If we apply Jensen's Inequality as @jbowman suggested, which states that for a concave function $$f$$ (in this case, the square root function), and a random variable $$Y$$, we have: $$E[f(Y)] \leq f(E[Y]).$$ Therefore, since $$\hat{\theta}$$ involves taking a square root (a concave function), we have: $$E[\hat{\theta}] = E\left[\sqrt{\frac{3}{n} \sum_{i=1}^n X_i^2}\right] < \sqrt{E\left[\frac{3}{n} \sum_{i=1}^n X_i^2\right]} = \sqrt{3E[X^2]} = \sqrt{\theta^2} = \theta.$$
Since $$E[\hat{\theta}]$$ is less than $$\theta$$, we conclude that $$\hat{\theta}$$ is a biased estimator for $$\theta$$. Specifically, the bias is $$Bias(\hat{\theta}) = E[\hat{\theta}] - \theta < 0,$$ showing that the estimator tends to underestimate the true parameter.
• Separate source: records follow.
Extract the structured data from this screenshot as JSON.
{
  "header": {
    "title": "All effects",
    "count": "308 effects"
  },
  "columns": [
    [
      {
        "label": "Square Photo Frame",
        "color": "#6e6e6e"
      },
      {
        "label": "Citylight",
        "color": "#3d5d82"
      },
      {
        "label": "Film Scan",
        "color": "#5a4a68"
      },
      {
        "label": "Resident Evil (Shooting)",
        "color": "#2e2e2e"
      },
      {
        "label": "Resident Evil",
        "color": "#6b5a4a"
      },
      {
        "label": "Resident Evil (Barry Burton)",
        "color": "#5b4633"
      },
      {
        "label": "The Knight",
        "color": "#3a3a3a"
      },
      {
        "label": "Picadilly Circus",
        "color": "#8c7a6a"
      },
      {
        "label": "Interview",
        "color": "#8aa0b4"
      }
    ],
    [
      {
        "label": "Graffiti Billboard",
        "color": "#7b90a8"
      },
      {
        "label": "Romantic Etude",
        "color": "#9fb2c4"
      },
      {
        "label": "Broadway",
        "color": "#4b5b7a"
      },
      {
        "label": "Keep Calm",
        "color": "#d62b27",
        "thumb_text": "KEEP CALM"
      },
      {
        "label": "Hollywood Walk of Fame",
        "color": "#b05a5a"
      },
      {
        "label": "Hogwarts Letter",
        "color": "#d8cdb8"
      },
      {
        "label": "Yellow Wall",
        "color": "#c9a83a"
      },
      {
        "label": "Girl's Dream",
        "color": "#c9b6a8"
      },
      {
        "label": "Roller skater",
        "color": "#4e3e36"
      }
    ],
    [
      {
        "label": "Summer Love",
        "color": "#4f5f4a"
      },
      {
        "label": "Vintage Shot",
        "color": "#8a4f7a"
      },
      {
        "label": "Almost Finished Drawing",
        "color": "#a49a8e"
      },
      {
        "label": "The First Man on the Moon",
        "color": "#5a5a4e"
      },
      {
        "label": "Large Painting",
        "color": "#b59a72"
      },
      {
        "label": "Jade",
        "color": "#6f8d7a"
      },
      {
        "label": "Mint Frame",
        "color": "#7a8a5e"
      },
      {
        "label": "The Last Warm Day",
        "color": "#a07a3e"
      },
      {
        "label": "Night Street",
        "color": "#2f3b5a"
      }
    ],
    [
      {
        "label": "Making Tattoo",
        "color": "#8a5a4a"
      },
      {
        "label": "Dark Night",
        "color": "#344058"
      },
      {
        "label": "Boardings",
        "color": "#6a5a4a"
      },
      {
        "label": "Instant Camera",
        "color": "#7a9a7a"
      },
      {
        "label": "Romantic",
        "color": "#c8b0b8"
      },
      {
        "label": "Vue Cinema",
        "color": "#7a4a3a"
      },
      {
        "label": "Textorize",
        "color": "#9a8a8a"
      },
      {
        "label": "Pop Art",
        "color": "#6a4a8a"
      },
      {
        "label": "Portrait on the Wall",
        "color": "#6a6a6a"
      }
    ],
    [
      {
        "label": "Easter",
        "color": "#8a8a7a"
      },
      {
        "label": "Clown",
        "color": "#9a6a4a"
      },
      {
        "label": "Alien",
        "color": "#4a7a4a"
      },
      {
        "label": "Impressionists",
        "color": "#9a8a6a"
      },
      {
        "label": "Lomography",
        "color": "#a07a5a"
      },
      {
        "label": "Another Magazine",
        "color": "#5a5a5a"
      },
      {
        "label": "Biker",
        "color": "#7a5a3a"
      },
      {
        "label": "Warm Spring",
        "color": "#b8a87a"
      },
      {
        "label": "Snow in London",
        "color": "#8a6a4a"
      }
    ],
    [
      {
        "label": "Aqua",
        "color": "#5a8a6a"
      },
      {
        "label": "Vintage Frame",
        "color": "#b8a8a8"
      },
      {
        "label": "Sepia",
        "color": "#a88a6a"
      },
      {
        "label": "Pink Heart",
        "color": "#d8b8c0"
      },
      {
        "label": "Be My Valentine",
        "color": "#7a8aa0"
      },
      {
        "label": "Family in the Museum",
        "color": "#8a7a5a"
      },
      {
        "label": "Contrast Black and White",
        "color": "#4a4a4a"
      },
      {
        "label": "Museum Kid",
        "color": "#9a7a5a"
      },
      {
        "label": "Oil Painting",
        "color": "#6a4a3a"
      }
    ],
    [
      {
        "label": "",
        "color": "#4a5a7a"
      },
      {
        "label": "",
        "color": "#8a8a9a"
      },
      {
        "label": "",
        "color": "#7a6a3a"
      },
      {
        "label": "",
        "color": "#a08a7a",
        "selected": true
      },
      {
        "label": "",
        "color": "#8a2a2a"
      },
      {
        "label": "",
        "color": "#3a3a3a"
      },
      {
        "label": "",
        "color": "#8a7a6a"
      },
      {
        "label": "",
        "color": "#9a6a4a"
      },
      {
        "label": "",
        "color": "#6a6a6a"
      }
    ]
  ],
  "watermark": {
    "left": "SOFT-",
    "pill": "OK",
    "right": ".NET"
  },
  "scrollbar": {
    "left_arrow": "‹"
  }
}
Update: The transition from a weak inequality to a strict one in the application of Jensen's Inequality for the estimator $$\hat{\theta} = \sqrt{\frac{3}{n} \sum_{i=1}^n X_i^2}$$ occurs due to the strict concavity of the square root function. Jensen's Inequality tells us that for a concave function $$f$$ and a random variable $$Y$$, $$E[f(Y)] \leq f(E[Y])$$. This inequality is typically strict (i.e., $$E[f(Y)] < f(E[Y])$$) unless $$Y$$ is constant almost surely , which is not the case for sums of squared random variables unless they are all the same value almost surely.